  9,1    0      247    11.340029833  1383  A   R 118356256 + 96 <- (252,3) 34469792
  9,1    0      248    11.340030339  1383  Q   R 118356256 + 96 [postgres]
  9,1    0      249    11.340054022  1383  A   R 118356352 + 128 <- (252,3) 34469888
  9,1    0      250    11.340054341  1383  Q   R 118356352 + 128 [postgres]
  9,1    0      251    11.340062014  1383  A   R 118356480 + 32 <- (252,3) 34470016
  9,1    0      252    11.340062367  1383  Q   R 118356480 + 32 [postgres]

... plus a handy summary at the end.


strace is a useful tool that can attach to a process and report all the system calls that process makes, including arguments to those system calls. It's great for figuring out what files a process opens, or if it's waiting for something, etc.

Useful interpretation requires some C programming knowledge and some idea about POSIX APIs.

(Note that other systems have similar tools with different names - for example, some BSDs have truss).


Probably not useful for general users, but a handy tool if you have something within Pg or a library used by Pg that's running strangely slowly and you don't know why.

Profiling with OProfile


The "magic sysrq key". Mainly useful for tracking down processes mysteriously stuck in 'D' state in the kernel, ie hung in a system call, since it will output a stack trace of the kernel stack for all processes in the system. Mostly used when trying to figure out whether Pg is having problems due to a kernel bug, hardware issue, file system bug, etc.

Must be enabled with 'sysctl -w kernel.sysrq=1' before it can be used.


See separate DTrace page.

Windows tools

dbForge Studio for PostgreSQL

Query Profiler functionality helps trace, recreate, and troubleshoot problems in PostgreSQL Server. With the tool, you can quickly and easily identify productivity bottlenecks and thus boost your database performance.

Process Monitor

Process Explorer


PostgreSQL-centric performance tools


pgBadger is a PostgreSQL log analyzer build for speed with fully detailed reports from your PostgreSQL log file.


PoWA (PostgreSQL Workload Analyzer) is a performance tool for PostgreSQL allowing to collect, aggregate and purge statistics on multiple PostgreSQL instances from various Stats Extensions (pg_stat_statements,pg_qualstats,pg_stat_kcache, pg_wait_sampling).

Web tools

Explain Depesz

Paste your explain analyze plan, and see the output. You can click on column headers to let it know which parameter is the most important for you – exclusive node time, inclusive node time, or rowcount mis-estimate.

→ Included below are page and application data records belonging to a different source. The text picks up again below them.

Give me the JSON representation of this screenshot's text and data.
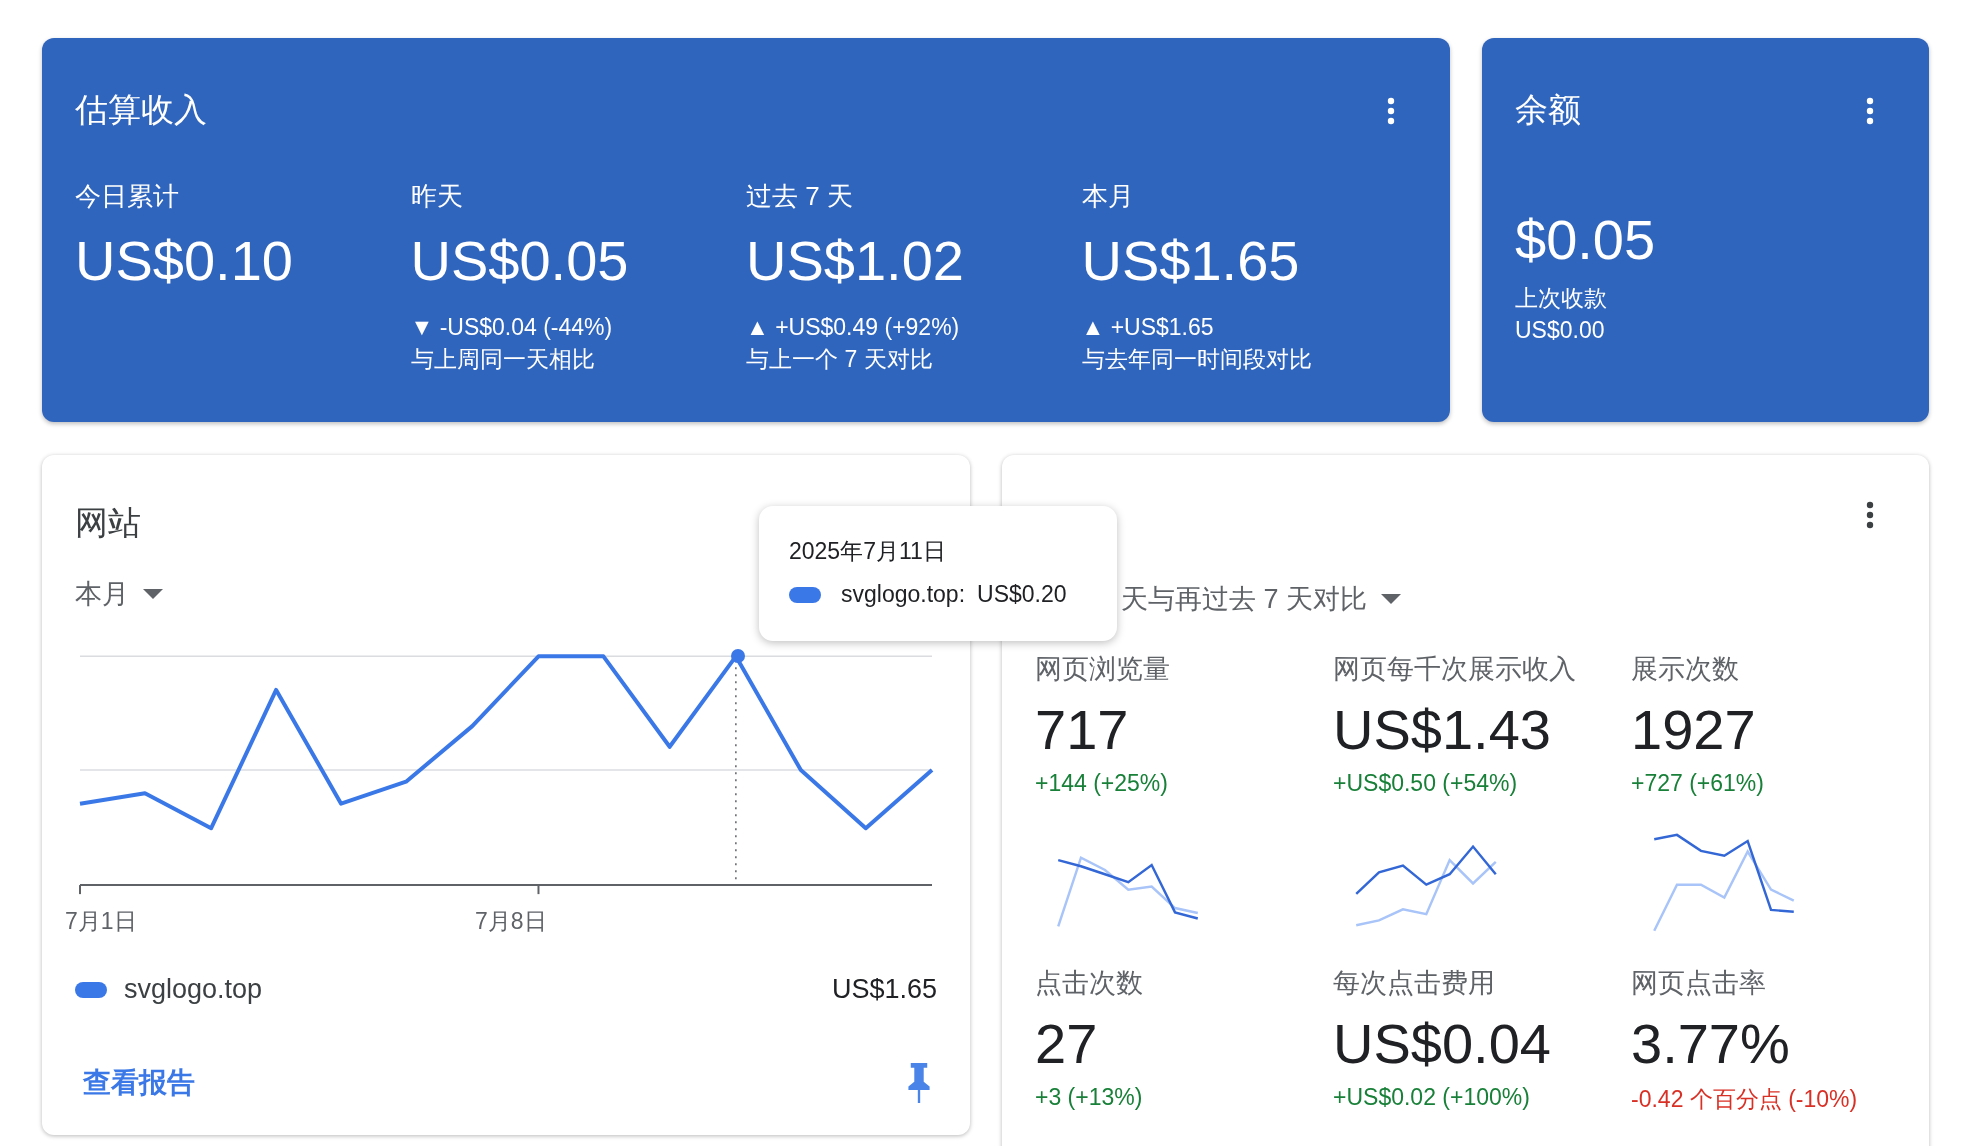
{
  "estimated_earnings": {
    "title": "估算收入",
    "stats": [
      {
        "label": "今日累计",
        "value": "US$0.10"
      },
      {
        "label": "昨天",
        "value": "US$0.05",
        "change": "▼ -US$0.04 (-44%)",
        "comparison": "与上周同一天相比"
      },
      {
        "label": "过去 7 天",
        "value": "US$1.02",
        "change": "▲ +US$0.49 (+92%)",
        "comparison": "与上一个 7 天对比"
      },
      {
        "label": "本月",
        "value": "US$1.65",
        "change": "▲ +US$1.65",
        "comparison": "与去年同一时间段对比"
      }
    ]
  },
  "balance": {
    "title": "余额",
    "value": "$0.05",
    "last_payment_label": "上次收款",
    "last_payment_value": "US$0.00"
  },
  "sites": {
    "title": "网站",
    "period": "本月",
    "x_labels": [
      "7月1日",
      "7月8日"
    ],
    "legend": {
      "name": "svglogo.top",
      "value": "US$1.65"
    },
    "link": "查看报告"
  },
  "tooltip": {
    "date": "2025年7月11日",
    "series": "svglogo.top:",
    "value": "US$0.20"
  },
  "performance": {
    "comparison": "天与再过去 7 天对比",
    "metrics": [
      {
        "label": "网页浏览量",
        "value": "717",
        "change": "+144 (+25%)",
        "color": "#188038"
      },
      {
        "label": "网页每千次展示收入",
        "value": "US$1.43",
        "change": "+US$0.50 (+54%)",
        "color": "#188038"
      },
      {
        "label": "展示次数",
        "value": "1927",
        "change": "+727 (+61%)",
        "color": "#188038"
      },
      {
        "label": "点击次数",
        "value": "27",
        "change": "+3 (+13%)",
        "color": "#188038"
      },
      {
        "label": "每次点击费用",
        "value": "US$0.04",
        "change": "+US$0.02 (+100%)",
        "color": "#188038"
      },
      {
        "label": "网页点击率",
        "value": "3.77%",
        "change": "-0.42 个百分点 (-10%)",
        "color": "#d93025"
      }
    ]
  }
}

Postgres EXPLAIN Visualiser (Pev)

Pev is designed to make Postgres query plans easier to grok. It displays a plan as a tree, with each node representing a step that takes in a row set and produces another.

Postgres EXPLAIN Visualiser 2 (Pev2)

This project is a rewrite of the excellent Postgres Explain Visualizer (pev).

The pev project was initially written in early 2016 but seems to be abandoned since then. There was no activity at all for more than 4 years and counting though there are several issues open and relevant pull requests pending.

The current project has several goals:

  • isolate the plan view component and its dependencies in order to use it in any web app with for example the ability to load a plan without requiring any copy-paste from the user,
  • make it work with recent version of JS frameworks,
  • upgrade Bootstrap to a more recent version,
  • use VueJS just for a matter of taste,
  • maintain the project to match upgrades in PostgreSQL. (GitHub project on


pgMustard visualises EXPLAIN output and gives tips on what to do to speed up your query.


Analyzes EXPLAIN plan from PostgreSQL and related (Greenplum, Citus, TimescaleDB and Amazon RedShift).

Shows plan and node details and visualizations with piechart, flowchart and tilemap, also gives smart recommendations to improve query. Free for personal use.

Page originally by --Ringerc 07:26, 26 November 2009 (UTC)